While I’m no cigar aficionado, there is so much history and lore associated with cigars that I find it fascinating. I’ve sampled cigars from Nicaragua, the Dominican Republic, Honduras, Cuba, and so on. In fact, my very first cigar was purchased at the age of 14 in Montreal in the Cuban Pavilion at EXPO 67. I’m pretty sure the statute of limitations on my crime of importing a Cuban cigar into the U.S has expired, and I was underage at the time of the crime, so I can cop to it.
A couple of weeks ago I bought a Rocky Patel 1990 cigar (among others) at a tobacconist in Savannah, Ga. The 1990 is a cigar rated at 90+ by those who know, and I hope to sample it later today when the temperature outside gets up to nearly 30. When in the mild Georgia and Florida weather I was able to comfortably enjoy a couple of the cigars I had purchased, but it has become increasingly difficult to smoke a cigar without offending someone, and I do understand, so I pick and choose my moments very carefully. Back to Mr. Patel. Rocky Patel was an entertainment lawyer in Hollywood, working with stars like Arnold Schwarzenegger and Gene Hackman when he was introduced to the cigar world. He sold his practice, went to Honduras for five years to learn the cigar business, and now heads up his own cigar company that generates well over $20 million in sales annually. His top-rated cigars are manufactured in Honduras and the tobaccos are sourced from all over the world. After returning from vacation I find out that Rocky Patel has a cigar bar in Naples, Fla. We stayed in Naples for a couple of days.
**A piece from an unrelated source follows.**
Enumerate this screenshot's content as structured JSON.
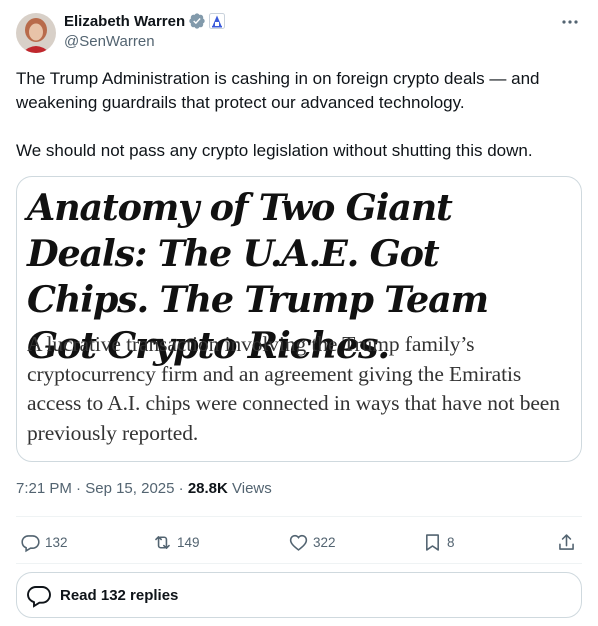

I’m kicking myself, but in reality I probably couldn’t have afforded to walk into the place anyway.
What is interesting is that we live in the valley where the world’s finest cigar wrapper leaves are grown. Known as "Connecticut shade" you see the crops growing under white cloth in fields along the Connecticut River starting around Deerfield, Mass., and into Connecticut, even along the access road to the airport north of Hartford. The drying sheds are common sights to anyone who has lived in this area. The Connecticut shade plants have been exported and propagated in countries like Nicaragua, as well. Evidently the climate is just a bit too hardy for this plant north of, say, Greenfield, so I don’t believe there is any Vermont grown Connecticut shade tobacco.
Fortunately, one cigar goes a long way for me. After enjoying a stogie I generally don’t have a hankering for another one for days, weeks, months, sometimes years. My fiancee hates the smell of cigars on me, so that can be considered a limiting factor as well. When George Burns turned 100, he claims that his doctor limited him to just 10 cigars a day. I would be hard pressed to smoke that many in two months. I can’t effectively communicate all of the reasons I enjoy a good cigar every now and then. It’s an acquired taste and not for everyone. For me, smoking a cigar has always been a solitary activity. I don’t have to share the experience with anyone, and I certainly don’t apologize for enjoying cigars, especially on such a rare and limited basis. Like the man said, "Smoke ‘em if you’ve got ‘em."
Arlo Mudgett’s Morning Almanac has been heard over multiple radio stations in Vermont for nearly 30 years, and can be tuned in at 92.7 WKVT FM Monday through Saturday mornings at 8:35 a.m.